He talks a lot about subluxation and the nerve endings emanating from the spine and freeing up the blood flow to all of my major organs and when he talks like this, I nod and try to believe. But, he also talks about other things – spiritual, other worldly things in the same pleasant, matter of fact tone he uses to discuss my vertebrae.
And you’d think I’d be more skeptical of this portion of his therapeutic repertoire, but instead, it is what motivates me to soldier through heavy handed back cracks and neck twists as he comes at me with all the force of a murderous strangler.
Today, when I ask if he can do anything about the fact that I will be missing next week’s session because of a vacation, he asks, “Do you believe in the space-time continuum?” And I brighten and smile slyly ( because I know what was coming) and reply sweetly, “I’m not sure, but I am open to being convinced.”
And that is when he gets going and I just sit back and enjoy the ride, letting his hands hammer my wayward spine and his gentle voice massage my restless spirit.
“Picture a room,” he says. “An ornate room filled with lovely artifacts and beautiful furniture. Then imagine a giant plasma television screen with multiple images appearing on the wall of the room. And when you enter, you first see the screen, and it captivates your attention. Then after a while you turn your head and you stop and look at the crimson sofa with the gold embossed frame, and after that you turn to see a painting on the wall and you gaze at it for a long time. This is how we experience time, he says. One moment at a time. But they are all there, all those moments in that room which is our lives. It’s just that our minds cannot embrace it in its totality so it arranges the moments in a linear manner.”
” Do you believe that?” he asks, while taking out the mechanical hammer gun, then battering the side of my head.
“I think so,” I say, feeling a pulse of energy rip through my brain.
“Good,” he says, “Then I’ll adjust you twice today, once for this week and once for next.
He leans in close and makes one final push against my shoulder.
“And since you believe, I’ll charge you for both today!”
When I get in the car, though ( having paid for only one visit, that ole chiropractor is a real jokester) I think about time and how there are some people – certain friends, certain students, I feel I have known all my life even the parts we haven’t lived yet. And I think about these moments where the past, present and future conflate into a —— I don’t even have a word for it. My mind cannot conceive of it. The closest I can get is something like this – it feels like the present moment is a future memory of past event. Very powerful. Very overwhelming.

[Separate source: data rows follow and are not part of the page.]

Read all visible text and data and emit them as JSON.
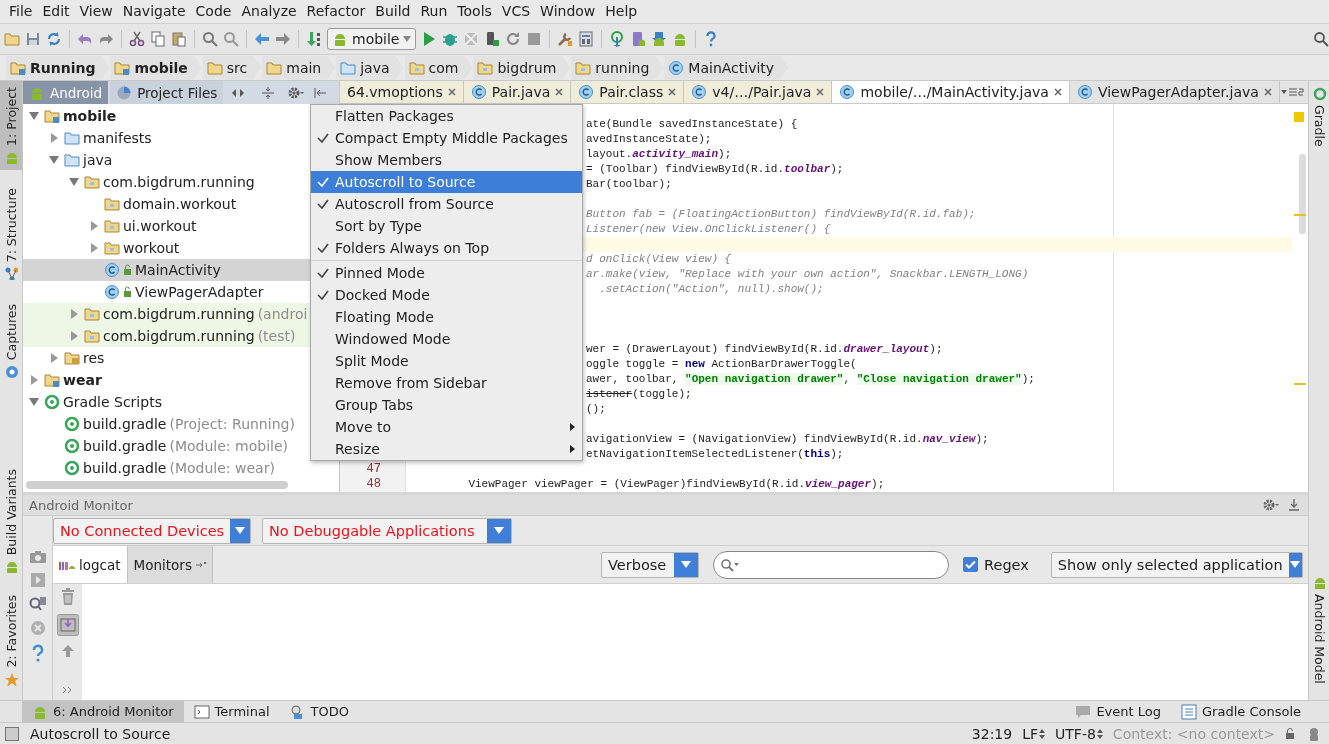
{
  "menu_bar": [
    "File",
    "Edit",
    "View",
    "Navigate",
    "Code",
    "Analyze",
    "Refactor",
    "Build",
    "Run",
    "Tools",
    "VCS",
    "Window",
    "Help"
  ],
  "toolbar": {
    "run_config": "mobile"
  },
  "breadcrumbs": [
    {
      "label": "Running",
      "kind": "module"
    },
    {
      "label": "mobile",
      "kind": "module"
    },
    {
      "label": "src",
      "kind": "folder"
    },
    {
      "label": "main",
      "kind": "folder"
    },
    {
      "label": "java",
      "kind": "source"
    },
    {
      "label": "com",
      "kind": "package"
    },
    {
      "label": "bigdrum",
      "kind": "package"
    },
    {
      "label": "running",
      "kind": "package"
    },
    {
      "label": "MainActivity",
      "kind": "class"
    }
  ],
  "left_stripe": [
    {
      "label": "1: Project",
      "selected": true,
      "kind": "top"
    },
    {
      "label": "7: Structure",
      "selected": false,
      "kind": "top"
    },
    {
      "label": "Captures",
      "selected": false,
      "kind": "top"
    },
    {
      "label": "Build Variants",
      "selected": false,
      "kind": "bottom"
    },
    {
      "label": "2: Favorites",
      "selected": false,
      "kind": "bottom"
    }
  ],
  "project_panel": {
    "tabs": [
      {
        "label": "Android",
        "selected": true
      },
      {
        "label": "Project Files",
        "selected": false
      }
    ],
    "tree": [
      {
        "label": "mobile",
        "kind": "module",
        "expanded": true,
        "selected": false,
        "children": [
          {
            "label": "manifests",
            "kind": "folder",
            "expanded": false,
            "selected": false
          },
          {
            "label": "java",
            "kind": "folder",
            "expanded": true,
            "selected": false,
            "children": [
              {
                "label": "com.bigdrum.running",
                "kind": "package",
                "expanded": true,
                "selected": false,
                "children": [
                  {
                    "label": "domain.workout",
                    "kind": "package",
                    "selected": false
                  },
                  {
                    "label": "ui.workout",
                    "kind": "package",
                    "expanded": false,
                    "selected": false
                  },
                  {
                    "label": "workout",
                    "kind": "package",
                    "expanded": false,
                    "selected": false
                  },
                  {
                    "label": "MainActivity",
                    "kind": "class",
                    "selected": true
                  },
                  {
                    "label": "ViewPagerAdapter",
                    "kind": "class",
                    "selected": false
                  }
                ]
              },
              {
                "label": "com.bigdrum.running",
                "suffix": "(androi",
                "kind": "test-package",
                "expanded": false,
                "selected": false
              },
              {
                "label": "com.bigdrum.running",
                "suffix": "(test)",
                "kind": "test-package",
                "expanded": false,
                "selected": false
              }
            ]
          },
          {
            "label": "res",
            "kind": "res",
            "expanded": false,
            "selected": false
          }
        ]
      },
      {
        "label": "wear",
        "kind": "module",
        "expanded": false,
        "selected": false
      },
      {
        "label": "Gradle Scripts",
        "kind": "gradle-root",
        "expanded": true,
        "selected": false,
        "children": [
          {
            "label": "build.gradle",
            "suffix": "(Project: Running)",
            "kind": "gradle",
            "selected": false
          },
          {
            "label": "build.gradle",
            "suffix": "(Module: mobile)",
            "kind": "gradle",
            "selected": false
          },
          {
            "label": "build.gradle",
            "suffix": "(Module: wear)",
            "kind": "gradle",
            "selected": false
          }
        ]
      }
    ]
  },
  "editor": {
    "tabs": [
      {
        "label": "64.vmoptions",
        "kind": "library",
        "selected": false
      },
      {
        "label": "Pair.java",
        "kind": "library",
        "selected": false
      },
      {
        "label": "Pair.class",
        "kind": "library",
        "selected": false
      },
      {
        "label": "v4/…/Pair.java",
        "kind": "library",
        "selected": false
      },
      {
        "label": "mobile/…/MainActivity.java",
        "kind": "project",
        "selected": true
      },
      {
        "label": "ViewPagerAdapter.java",
        "kind": "project",
        "selected": false
      }
    ],
    "lines": [
      {
        "current": false,
        "segments": [
          {
            "text": "ate(Bundle savedInstanceState) {",
            "kind": "plain"
          }
        ]
      },
      {
        "current": false,
        "segments": [
          {
            "text": "avedInstanceState);",
            "kind": "plain"
          }
        ]
      },
      {
        "current": false,
        "segments": [
          {
            "text": "layout.",
            "kind": "plain"
          },
          {
            "text": "activity_main",
            "kind": "field"
          },
          {
            "text": ");",
            "kind": "plain"
          }
        ]
      },
      {
        "current": false,
        "segments": [
          {
            "text": "= (Toolbar) findViewById(R.id.",
            "kind": "plain"
          },
          {
            "text": "toolbar",
            "kind": "field"
          },
          {
            "text": ");",
            "kind": "plain"
          }
        ]
      },
      {
        "current": false,
        "segments": [
          {
            "text": "Bar(toolbar);",
            "kind": "plain"
          }
        ]
      },
      {
        "current": false
      },
      {
        "current": false,
        "segments": [
          {
            "text": "Button fab = (FloatingActionButton) findViewById(R.id.fab);",
            "kind": "comment"
          }
        ]
      },
      {
        "current": false,
        "segments": [
          {
            "text": "Listener(new View.OnClickListener() {",
            "kind": "comment"
          }
        ]
      },
      {
        "current": true
      },
      {
        "current": false,
        "segments": [
          {
            "text": "d onClick(View view) {",
            "kind": "comment"
          }
        ]
      },
      {
        "current": false,
        "segments": [
          {
            "text": "ar.make(view, \"Replace with your own action\", Snackbar.LENGTH_LONG)",
            "kind": "comment"
          }
        ]
      },
      {
        "current": false,
        "segments": [
          {
            "text": "  .setAction(\"Action\", null).show();",
            "kind": "comment"
          }
        ]
      },
      {
        "current": false
      },
      {
        "current": false
      },
      {
        "current": false
      },
      {
        "current": false,
        "segments": [
          {
            "text": "wer = (DrawerLayout) findViewById(R.id.",
            "kind": "plain"
          },
          {
            "text": "drawer_layout",
            "kind": "field"
          },
          {
            "text": ");",
            "kind": "plain"
          }
        ]
      },
      {
        "current": false,
        "segments": [
          {
            "text": "oggle toggle = ",
            "kind": "plain"
          },
          {
            "text": "new",
            "kind": "keyword"
          },
          {
            "text": " ActionBarDrawerToggle(",
            "kind": "plain"
          }
        ]
      },
      {
        "current": false,
        "segments": [
          {
            "text": "awer, toolbar, ",
            "kind": "plain"
          },
          {
            "text": "\"Open navigation drawer\"",
            "kind": "string"
          },
          {
            "text": ", ",
            "kind": "plain"
          },
          {
            "text": "\"Close navigation drawer\"",
            "kind": "string"
          },
          {
            "text": ");",
            "kind": "plain"
          }
        ]
      },
      {
        "current": false,
        "segments": [
          {
            "text": "istener",
            "kind": "deprecated"
          },
          {
            "text": "(toggle);",
            "kind": "plain"
          }
        ]
      },
      {
        "current": false,
        "segments": [
          {
            "text": "();",
            "kind": "plain"
          }
        ]
      },
      {
        "current": false
      },
      {
        "current": false,
        "segments": [
          {
            "text": "avigationView = (NavigationView) findViewById(R.id.",
            "kind": "plain"
          },
          {
            "text": "nav_view",
            "kind": "field"
          },
          {
            "text": ");",
            "kind": "plain"
          }
        ]
      },
      {
        "current": false,
        "segments": [
          {
            "text": "etNavigationItemSelectedListener(",
            "kind": "plain"
          },
          {
            "text": "this",
            "kind": "keyword"
          },
          {
            "text": ");",
            "kind": "plain"
          }
        ]
      },
      {
        "number": "47",
        "current": false
      },
      {
        "number": "48",
        "current": false,
        "segments": [
          {
            "text": "    ViewPager viewPager = (ViewPager)findViewById(R.id.",
            "kind": "plain"
          },
          {
            "text": "view_pager",
            "kind": "field"
          },
          {
            "text": ");",
            "kind": "plain"
          }
        ]
      }
    ]
  },
  "view_menu": {
    "groups": [
      [
        {
          "label": "Flatten Packages",
          "kind": "item",
          "checked": false,
          "selected": false
        },
        {
          "label": "Compact Empty Middle Packages",
          "kind": "item",
          "checked": true,
          "selected": false
        },
        {
          "label": "Show Members",
          "kind": "item",
          "checked": false,
          "selected": false
        },
        {
          "label": "Autoscroll to Source",
          "kind": "item",
          "checked": true,
          "selected": true
        },
        {
          "label": "Autoscroll from Source",
          "kind": "item",
          "checked": true,
          "selected": false
        },
        {
          "label": "Sort by Type",
          "kind": "item",
          "checked": false,
          "selected": false
        },
        {
          "label": "Folders Always on Top",
          "kind": "item",
          "checked": true,
          "selected": false
        }
      ],
      [
        {
          "label": "Pinned Mode",
          "kind": "item",
          "checked": true,
          "selected": false
        },
        {
          "label": "Docked Mode",
          "kind": "item",
          "checked": true,
          "selected": false
        },
        {
          "label": "Floating Mode",
          "kind": "item",
          "checked": false,
          "selected": false
        },
        {
          "label": "Windowed Mode",
          "kind": "item",
          "checked": false,
          "selected": false
        },
        {
          "label": "Split Mode",
          "kind": "item",
          "checked": false,
          "selected": false
        },
        {
          "label": "Remove from Sidebar",
          "kind": "item",
          "checked": false,
          "selected": false
        },
        {
          "label": "Group Tabs",
          "kind": "item",
          "checked": false,
          "selected": false
        },
        {
          "label": "Move to",
          "kind": "submenu",
          "checked": false,
          "selected": false
        },
        {
          "label": "Resize",
          "kind": "submenu",
          "checked": false,
          "selected": false
        }
      ]
    ]
  },
  "right_stripe": [
    {
      "label": "Gradle",
      "kind": "top"
    },
    {
      "label": "Android Model",
      "kind": "bottom"
    }
  ],
  "android_monitor": {
    "title": "Android Monitor",
    "device": "No Connected Devices",
    "application": "No Debuggable Applications",
    "tabs": [
      {
        "label": "logcat",
        "selected": true
      },
      {
        "label": "Monitors",
        "selected": false
      }
    ],
    "log_level": "Verbose",
    "regex": {
      "label": "Regex",
      "checked": true
    },
    "filter": "Show only selected application"
  },
  "bottom_bar": {
    "tools": [
      {
        "label": "6: Android Monitor",
        "selected": true,
        "kind": "android"
      },
      {
        "label": "Terminal",
        "selected": false,
        "kind": "terminal"
      },
      {
        "label": "TODO",
        "selected": false,
        "kind": "todo"
      }
    ],
    "right": [
      {
        "label": "Event Log",
        "kind": "event"
      },
      {
        "label": "Gradle Console",
        "kind": "console"
      }
    ]
  },
  "status_bar": {
    "message": "Autoscroll to Source",
    "position": "32:19",
    "line_separator": "LF",
    "encoding": "UTF-8",
    "context": "Context: <no context>"
  }
}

When I got the phone call that one of the Jenkins brothers had been killed, in those moments when I didn’t know which one, when I didn’t want to know which one, when I didn’t want to let my mind go to a place where I thought about which one, I felt it. The moment before the adjustment. The moment before the words that will change everything, before and after. And then to learn it was the other brother, the older one, the one I had never taught. The one I don’t really know. My mind went back back back, all those years ago, to the young boys that I knew at Simon Gratz High School twenty years ago – even then somehow, they were always the grown men who lost their older brother to gunshot wounds to the chest on a Thursday night in March in a store a block away from his home. It’s just now that they know it.
The events of the present change how we know our past as much as they alter the future. When something huge happens like this, and we experience it in what feels like the here and now, is it rewriting the life we thought we’ve already lived or bringing where our lives have always been going, where our lives have already been into clarity?
Leaving the chiropractor’s office today, I am still not sure if he’s adjusted my spine, but he’s certainly touched my spirit.